Leaving the pictures aside, return the listing exactly as it appears.

BEGIN

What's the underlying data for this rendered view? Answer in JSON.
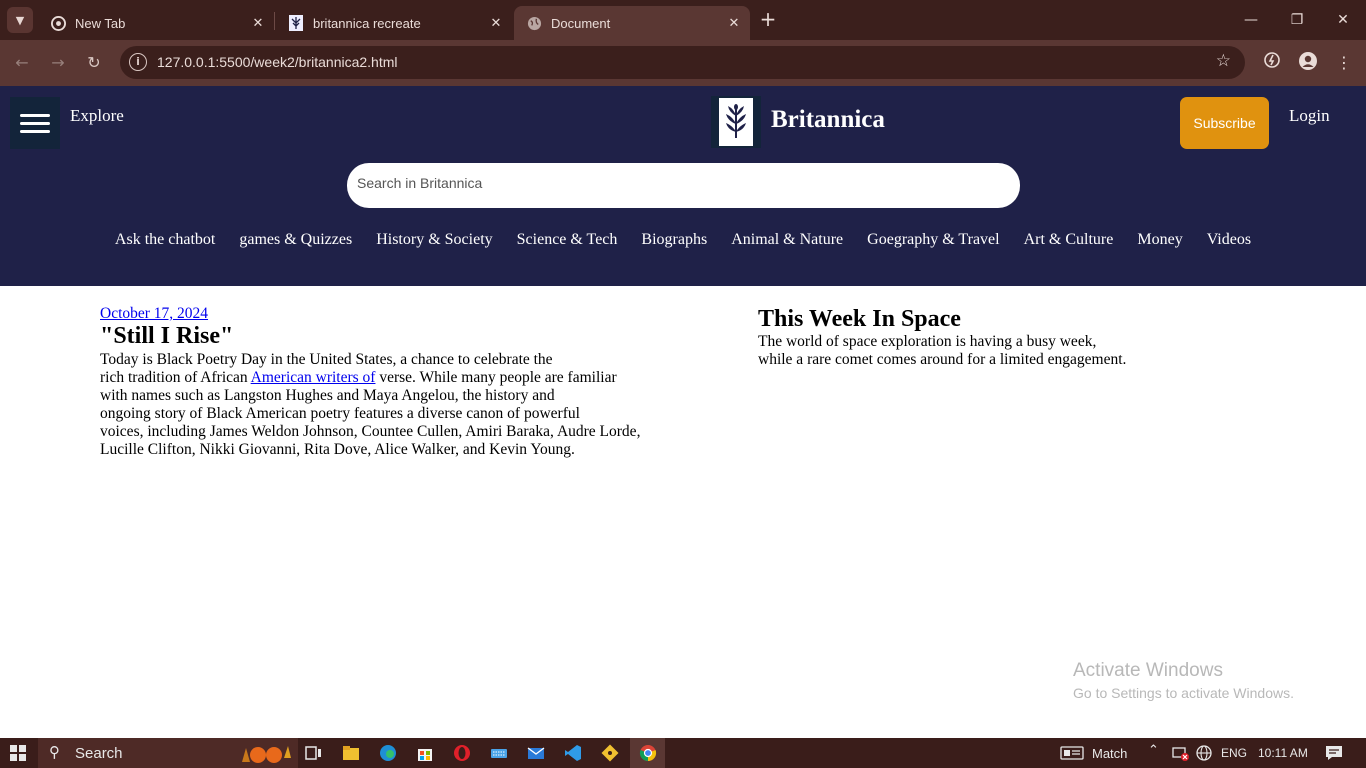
{
  "browser": {
    "tabs": [
      {
        "title": "New Tab",
        "icon": "chrome-icon"
      },
      {
        "title": "britannica recreate",
        "icon": "britannica-favicon"
      },
      {
        "title": "Document",
        "icon": "globe-icon",
        "active": true
      }
    ],
    "url": "127.0.0.1:5500/week2/britannica2.html"
  },
  "header": {
    "explore": "Explore",
    "brand": "Britannica",
    "subscribe": "Subscribe",
    "login": "Login",
    "search_placeholder": "Search in Britannica",
    "topics": [
      "Ask the chatbot",
      "games & Quizzes",
      "History & Society",
      "Science & Tech",
      "Biographs",
      "Animal & Nature",
      "Goegraphy & Travel",
      "Art & Culture",
      "Money",
      "Videos"
    ]
  },
  "article": {
    "date": "October 17, 2024",
    "title": "\"Still I Rise\"",
    "line1": "Today is Black Poetry Day in the United States, a chance to celebrate the",
    "line2_pre": "rich tradition of African ",
    "line2_link": "American writers of",
    "line2_post": " verse. While many people are familiar",
    "line3": "with names such as Langston Hughes and Maya Angelou, the history and",
    "line4": "ongoing story of Black American poetry features a diverse canon of powerful",
    "line5": "voices, including James Weldon Johnson, Countee Cullen, Amiri Baraka, Audre Lorde,",
    "line6": "Lucille Clifton, Nikki Giovanni, Rita Dove, Alice Walker, and Kevin Young."
  },
  "space": {
    "title": "This Week In Space",
    "line1": "The world of space exploration is having a busy week,",
    "line2": "while a rare comet comes around for a limited engagement."
  },
  "watermark": {
    "line1": "Activate Windows",
    "line2": "Go to Settings to activate Windows."
  },
  "taskbar": {
    "search": "Search",
    "weather": "Match",
    "lang": "ENG",
    "time": "10:11 AM"
  }
}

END

◆ SOLVED PROBLEM ◆
What's the underlying data for this rendered view? Answer in JSON.
{
  "browser": {
    "tabs": [
      {
        "title": "New Tab",
        "icon": "chrome-icon"
      },
      {
        "title": "britannica recreate",
        "icon": "britannica-favicon"
      },
      {
        "title": "Document",
        "icon": "globe-icon",
        "active": true
      }
    ],
    "url": "127.0.0.1:5500/week2/britannica2.html"
  },
  "header": {
    "explore": "Explore",
    "brand": "Britannica",
    "subscribe": "Subscribe",
    "login": "Login",
    "search_placeholder": "Search in Britannica",
    "topics": [
      "Ask the chatbot",
      "games & Quizzes",
      "History & Society",
      "Science & Tech",
      "Biographs",
      "Animal & Nature",
      "Goegraphy & Travel",
      "Art & Culture",
      "Money",
      "Videos"
    ]
  },
  "article": {
    "date": "October 17, 2024",
    "title": "\"Still I Rise\"",
    "line1": "Today is Black Poetry Day in the United States, a chance to celebrate the",
    "line2_pre": "rich tradition of African ",
    "line2_link": "American writers of",
    "line2_post": " verse. While many people are familiar",
    "line3": "with names such as Langston Hughes and Maya Angelou, the history and",
    "line4": "ongoing story of Black American poetry features a diverse canon of powerful",
    "line5": "voices, including James Weldon Johnson, Countee Cullen, Amiri Baraka, Audre Lorde,",
    "line6": "Lucille Clifton, Nikki Giovanni, Rita Dove, Alice Walker, and Kevin Young."
  },
  "space": {
    "title": "This Week In Space",
    "line1": "The world of space exploration is having a busy week,",
    "line2": "while a rare comet comes around for a limited engagement."
  },
  "watermark": {
    "line1": "Activate Windows",
    "line2": "Go to Settings to activate Windows."
  },
  "taskbar": {
    "search": "Search",
    "weather": "Match",
    "lang": "ENG",
    "time": "10:11 AM"
  }
}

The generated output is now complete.